* What you should do:
All of the records should come back exactly as written.

* Exercise data:
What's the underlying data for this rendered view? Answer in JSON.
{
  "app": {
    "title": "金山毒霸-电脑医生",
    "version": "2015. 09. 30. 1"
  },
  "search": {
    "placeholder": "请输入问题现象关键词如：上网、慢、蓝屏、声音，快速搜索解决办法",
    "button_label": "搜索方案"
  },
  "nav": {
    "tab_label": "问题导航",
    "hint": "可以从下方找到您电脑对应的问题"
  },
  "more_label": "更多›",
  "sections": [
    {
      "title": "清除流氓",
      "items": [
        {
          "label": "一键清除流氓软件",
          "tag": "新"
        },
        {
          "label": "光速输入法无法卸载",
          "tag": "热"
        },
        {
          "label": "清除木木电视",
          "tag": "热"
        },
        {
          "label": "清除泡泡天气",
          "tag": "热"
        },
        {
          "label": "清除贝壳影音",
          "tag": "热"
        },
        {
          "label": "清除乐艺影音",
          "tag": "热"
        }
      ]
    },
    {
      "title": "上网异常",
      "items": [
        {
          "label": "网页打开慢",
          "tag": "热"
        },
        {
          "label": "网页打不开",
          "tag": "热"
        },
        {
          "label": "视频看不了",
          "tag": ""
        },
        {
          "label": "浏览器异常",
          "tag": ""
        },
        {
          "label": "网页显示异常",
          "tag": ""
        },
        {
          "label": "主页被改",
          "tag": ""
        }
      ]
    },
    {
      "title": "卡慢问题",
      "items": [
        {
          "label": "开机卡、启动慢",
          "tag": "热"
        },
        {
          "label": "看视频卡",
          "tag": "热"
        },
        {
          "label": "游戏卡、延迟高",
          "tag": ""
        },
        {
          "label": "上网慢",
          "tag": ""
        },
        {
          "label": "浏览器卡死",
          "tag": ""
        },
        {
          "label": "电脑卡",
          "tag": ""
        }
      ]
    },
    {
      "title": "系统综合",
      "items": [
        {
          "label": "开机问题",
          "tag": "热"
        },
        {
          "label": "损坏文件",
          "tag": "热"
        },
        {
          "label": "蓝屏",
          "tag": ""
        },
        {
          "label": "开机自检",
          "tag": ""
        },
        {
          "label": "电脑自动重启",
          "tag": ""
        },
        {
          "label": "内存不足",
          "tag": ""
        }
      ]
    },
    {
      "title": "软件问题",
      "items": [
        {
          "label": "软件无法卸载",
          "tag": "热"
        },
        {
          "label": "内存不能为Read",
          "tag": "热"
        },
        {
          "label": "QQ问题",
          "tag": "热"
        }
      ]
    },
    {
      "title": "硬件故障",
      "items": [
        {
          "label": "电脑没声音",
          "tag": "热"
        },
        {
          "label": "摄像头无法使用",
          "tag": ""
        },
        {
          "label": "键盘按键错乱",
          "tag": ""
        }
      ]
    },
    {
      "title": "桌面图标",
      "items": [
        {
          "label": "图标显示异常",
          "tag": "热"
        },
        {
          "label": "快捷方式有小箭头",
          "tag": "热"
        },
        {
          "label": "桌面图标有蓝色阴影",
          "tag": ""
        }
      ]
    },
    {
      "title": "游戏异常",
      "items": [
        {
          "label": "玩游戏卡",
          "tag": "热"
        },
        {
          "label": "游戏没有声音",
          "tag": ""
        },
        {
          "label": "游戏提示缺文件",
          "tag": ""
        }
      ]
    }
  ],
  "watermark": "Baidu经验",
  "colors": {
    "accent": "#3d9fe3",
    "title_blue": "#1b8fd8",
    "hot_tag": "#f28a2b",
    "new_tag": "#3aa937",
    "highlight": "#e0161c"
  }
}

* Task response:
What's the underlying data for this rendered view? Answer in JSON.
{
  "app": {
    "title": "金山毒霸-电脑医生",
    "version": "2015. 09. 30. 1"
  },
  "search": {
    "placeholder": "请输入问题现象关键词如：上网、慢、蓝屏、声音，快速搜索解决办法",
    "button_label": "搜索方案"
  },
  "nav": {
    "tab_label": "问题导航",
    "hint": "可以从下方找到您电脑对应的问题"
  },
  "more_label": "更多›",
  "sections": [
    {
      "title": "清除流氓",
      "items": [
        {
          "label": "一键清除流氓软件",
          "tag": "新"
        },
        {
          "label": "光速输入法无法卸载",
          "tag": "热"
        },
        {
          "label": "清除木木电视",
          "tag": "热"
        },
        {
          "label": "清除泡泡天气",
          "tag": "热"
        },
        {
          "label": "清除贝壳影音",
          "tag": "热"
        },
        {
          "label": "清除乐艺影音",
          "tag": "热"
        }
      ]
    },
    {
      "title": "上网异常",
      "items": [
        {
          "label": "网页打开慢",
          "tag": "热"
        },
        {
          "label": "网页打不开",
          "tag": "热"
        },
        {
          "label": "视频看不了",
          "tag": ""
        },
        {
          "label": "浏览器异常",
          "tag": ""
        },
        {
          "label": "网页显示异常",
          "tag": ""
        },
        {
          "label": "主页被改",
          "tag": ""
        }
      ]
    },
    {
      "title": "卡慢问题",
      "items": [
        {
          "label": "开机卡、启动慢",
          "tag": "热"
        },
        {
          "label": "看视频卡",
          "tag": "热"
        },
        {
          "label": "游戏卡、延迟高",
          "tag": ""
        },
        {
          "label": "上网慢",
          "tag": ""
        },
        {
          "label": "浏览器卡死",
          "tag": ""
        },
        {
          "label": "电脑卡",
          "tag": ""
        }
      ]
    },
    {
      "title": "系统综合",
      "items": [
        {
          "label": "开机问题",
          "tag": "热"
        },
        {
          "label": "损坏文件",
          "tag": "热"
        },
        {
          "label": "蓝屏",
          "tag": ""
        },
        {
          "label": "开机自检",
          "tag": ""
        },
        {
          "label": "电脑自动重启",
          "tag": ""
        },
        {
          "label": "内存不足",
          "tag": ""
        }
      ]
    },
    {
      "title": "软件问题",
      "items": [
        {
          "label": "软件无法卸载",
          "tag": "热"
        },
        {
          "label": "内存不能为Read",
          "tag": "热"
        },
        {
          "label": "QQ问题",
          "tag": "热"
        }
      ]
    },
    {
      "title": "硬件故障",
      "items": [
        {
          "label": "电脑没声音",
          "tag": "热"
        },
        {
          "label": "摄像头无法使用",
          "tag": ""
        },
        {
          "label": "键盘按键错乱",
          "tag": ""
        }
      ]
    },
    {
      "title": "桌面图标",
      "items": [
        {
          "label": "图标显示异常",
          "tag": "热"
        },
        {
          "label": "快捷方式有小箭头",
          "tag": "热"
        },
        {
          "label": "桌面图标有蓝色阴影",
          "tag": ""
        }
      ]
    },
    {
      "title": "游戏异常",
      "items": [
        {
          "label": "玩游戏卡",
          "tag": "热"
        },
        {
          "label": "游戏没有声音",
          "tag": ""
        },
        {
          "label": "游戏提示缺文件",
          "tag": ""
        }
      ]
    }
  ],
  "watermark": "Baidu经验",
  "colors": {
    "accent": "#3d9fe3",
    "title_blue": "#1b8fd8",
    "hot_tag": "#f28a2b",
    "new_tag": "#3aa937",
    "highlight": "#e0161c"
  }
}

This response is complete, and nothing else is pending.